It's the (fictional) story of an Indian sous chef named Samir (Aasif Mandvi) who has to take over his father's failing Indian restaurant, except that Samir doesn't know how to cook Indian food. As an Indian food blogger who didn't know how to cook Indian food until, oh say about three months ago -- yes, that would be when I started this blog -- I could empathize with the plot. Lucky for both of us, Indian food encourages -- nay, demands -- improvisation, which seems to have worked out well for both of us.
The best scenes in this movie are those in the kitchen of the restaurant,Tandoori Palace, especially the interaction between Samir and the Indian chef he hires -- a former chef-turned-cabdriver (who's also done everything in between) named Akbar (Naseeruddin Shah) -- and his unorthodox cooking methods. The best lesson Akbar teaches Samir is one that any Indian auntie will agree with: it's all about translating your feelings onto the plate. About six years ago, I was trying to cook Indian food for some friends back when I lived in Atlanta -- I vaguely knew how to create about two Indian dishes at the time, and that was only because I wanted to be able to answer "yes" without technically lying every time a non-Indian person asked me if I cooked Indian food. (I never bothered to lie about this failing to Indians, most understood.) I called my mom for help with the recipes, and her response was, "Just make the food with love and it will turn out fine." (I can hear you "Aww"ing out there, but I need you to remember that the next time you make a recipe from my blog and you aren't happy with how it turns out!) There's even a Bengali word for this cooking method -- andaj or "estimate." There are no written recipes passed down from generation to generation in most Indian families -- it's all about estimating amounts of spices based on instinct and experience.
The movie also focuses on the drama between Samir and his father Hakim (Harish Patel), in whose eyes Samir's career and other life choices have made Samir a failure. Here's where the movie hit a little too close to home for me, as I have a tumultuous relationship with my own dad for similar reasons. In a culture where doctors, engineers, and in recent years we can maybe add businessmen and bankers, reign supreme, writing is not considered a choice profession. My dad literally wouldn't pay for me to go to any of the elite colleges I desperately wanted to attend and was accepted into, unless I enrolled as a science major. (I wouldn't do it, wound up going to an in-state public school instead, and have never regretted it.) So some of the scenes -- like when Samir is trying to tell his parents some important information about his career and they both blow him off -- were hard for me to watch. But I appreciated the scenes for their authenticity.

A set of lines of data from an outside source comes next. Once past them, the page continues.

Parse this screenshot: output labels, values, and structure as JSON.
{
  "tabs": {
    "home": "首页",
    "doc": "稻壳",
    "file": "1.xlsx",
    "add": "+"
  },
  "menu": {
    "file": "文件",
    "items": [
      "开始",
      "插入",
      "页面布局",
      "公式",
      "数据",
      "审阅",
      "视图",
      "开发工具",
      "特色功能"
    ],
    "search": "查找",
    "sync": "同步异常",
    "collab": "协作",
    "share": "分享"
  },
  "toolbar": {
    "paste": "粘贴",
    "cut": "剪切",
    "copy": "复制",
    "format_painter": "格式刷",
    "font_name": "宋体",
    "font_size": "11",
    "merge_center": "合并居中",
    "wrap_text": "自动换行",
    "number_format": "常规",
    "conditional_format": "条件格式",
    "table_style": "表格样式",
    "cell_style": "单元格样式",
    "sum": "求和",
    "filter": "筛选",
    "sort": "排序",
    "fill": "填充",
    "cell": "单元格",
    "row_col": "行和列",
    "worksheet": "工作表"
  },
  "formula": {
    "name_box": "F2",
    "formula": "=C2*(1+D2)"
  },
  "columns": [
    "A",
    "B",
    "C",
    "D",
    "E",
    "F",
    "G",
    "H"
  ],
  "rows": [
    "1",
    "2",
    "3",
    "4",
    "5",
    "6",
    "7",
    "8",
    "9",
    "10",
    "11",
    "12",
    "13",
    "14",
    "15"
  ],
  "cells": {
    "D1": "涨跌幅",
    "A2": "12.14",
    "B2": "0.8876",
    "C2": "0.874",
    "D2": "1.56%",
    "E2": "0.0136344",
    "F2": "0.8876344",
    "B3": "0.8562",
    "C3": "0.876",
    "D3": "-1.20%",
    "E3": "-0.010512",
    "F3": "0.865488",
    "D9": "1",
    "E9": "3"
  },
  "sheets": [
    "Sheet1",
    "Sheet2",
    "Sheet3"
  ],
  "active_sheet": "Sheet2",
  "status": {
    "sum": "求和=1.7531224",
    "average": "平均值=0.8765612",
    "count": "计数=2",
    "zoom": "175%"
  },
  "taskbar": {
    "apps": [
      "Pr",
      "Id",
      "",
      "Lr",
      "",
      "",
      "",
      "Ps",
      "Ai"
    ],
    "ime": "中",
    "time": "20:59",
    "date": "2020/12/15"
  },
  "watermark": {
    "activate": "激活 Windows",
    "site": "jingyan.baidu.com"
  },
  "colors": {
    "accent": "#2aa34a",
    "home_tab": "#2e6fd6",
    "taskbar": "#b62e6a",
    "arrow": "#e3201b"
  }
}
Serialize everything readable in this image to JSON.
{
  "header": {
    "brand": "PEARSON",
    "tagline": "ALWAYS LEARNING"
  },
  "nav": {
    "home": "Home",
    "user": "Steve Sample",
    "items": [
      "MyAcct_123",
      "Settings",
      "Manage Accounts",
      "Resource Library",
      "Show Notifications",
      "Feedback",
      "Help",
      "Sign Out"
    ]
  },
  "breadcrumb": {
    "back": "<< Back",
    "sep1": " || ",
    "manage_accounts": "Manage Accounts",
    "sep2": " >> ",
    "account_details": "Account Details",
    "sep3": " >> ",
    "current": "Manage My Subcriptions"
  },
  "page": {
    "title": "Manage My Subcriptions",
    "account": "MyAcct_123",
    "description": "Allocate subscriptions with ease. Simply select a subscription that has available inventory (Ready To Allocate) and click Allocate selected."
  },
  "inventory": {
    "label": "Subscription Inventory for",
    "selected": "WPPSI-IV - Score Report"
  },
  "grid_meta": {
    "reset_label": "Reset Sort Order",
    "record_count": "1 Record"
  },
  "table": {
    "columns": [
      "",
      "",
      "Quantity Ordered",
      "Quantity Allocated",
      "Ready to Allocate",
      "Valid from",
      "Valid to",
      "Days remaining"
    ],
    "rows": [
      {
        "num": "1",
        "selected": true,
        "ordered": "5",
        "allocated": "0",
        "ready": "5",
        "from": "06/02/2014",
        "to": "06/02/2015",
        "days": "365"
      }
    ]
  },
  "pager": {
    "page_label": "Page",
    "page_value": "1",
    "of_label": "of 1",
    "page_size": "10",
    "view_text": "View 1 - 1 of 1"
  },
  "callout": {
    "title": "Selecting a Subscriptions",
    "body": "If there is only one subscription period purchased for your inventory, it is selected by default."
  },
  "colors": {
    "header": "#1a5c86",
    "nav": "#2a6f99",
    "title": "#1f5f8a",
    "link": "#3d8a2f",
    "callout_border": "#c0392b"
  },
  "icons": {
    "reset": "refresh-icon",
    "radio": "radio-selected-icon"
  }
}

I will warn you that the movie will make you hungry. I felt famished after watching the film, and Nick and I had eaten right before. Nick audibly gasped when his favorite Indian food, puri, made a cameo at the beginning of the film. (Which reminds me: I need to get his mom's recipe for for a future post.) I watched the movie with a group from NETIP (Network of Indian Professionals) Los Angeles-Orange County Chapter (thanks to the NETIP board for organizing the screening!), and everyone really seemed to enjoy it. One critique several NETIP members made was that Tandoori Palace's cuisine didn't look like Indian food. It's true that the high-end Indian food -- complete with garnishes and fancy swirly designs -- being served by Tandoori Palace by the end of the movie was too high-end to really be served at a low- to mid-end restaurant like a Tandoori Palace, but it reminded me of the food served at restaurants like Tanzore and Chakra Cuisine.
My biggest problem with the film is that it's slow to get to the point -- that Samir gets forced into helping with the family restaurant. I mean, could Samir's dad just have the heart attack already? (Mind you, I don't make it a habit to wish Indian uncles ill -- but let's keep this plot moving!) Nick didn't think the beginning was slow at all though. And he's not shy about broadcasting his feelings, so he would have told me if that were the case. So maybe it was just me.
Have you seen Today's Special -- What did you think? What parts of the movie did you find authentic (or not)?
Today's Special, Los Angeles Showtimes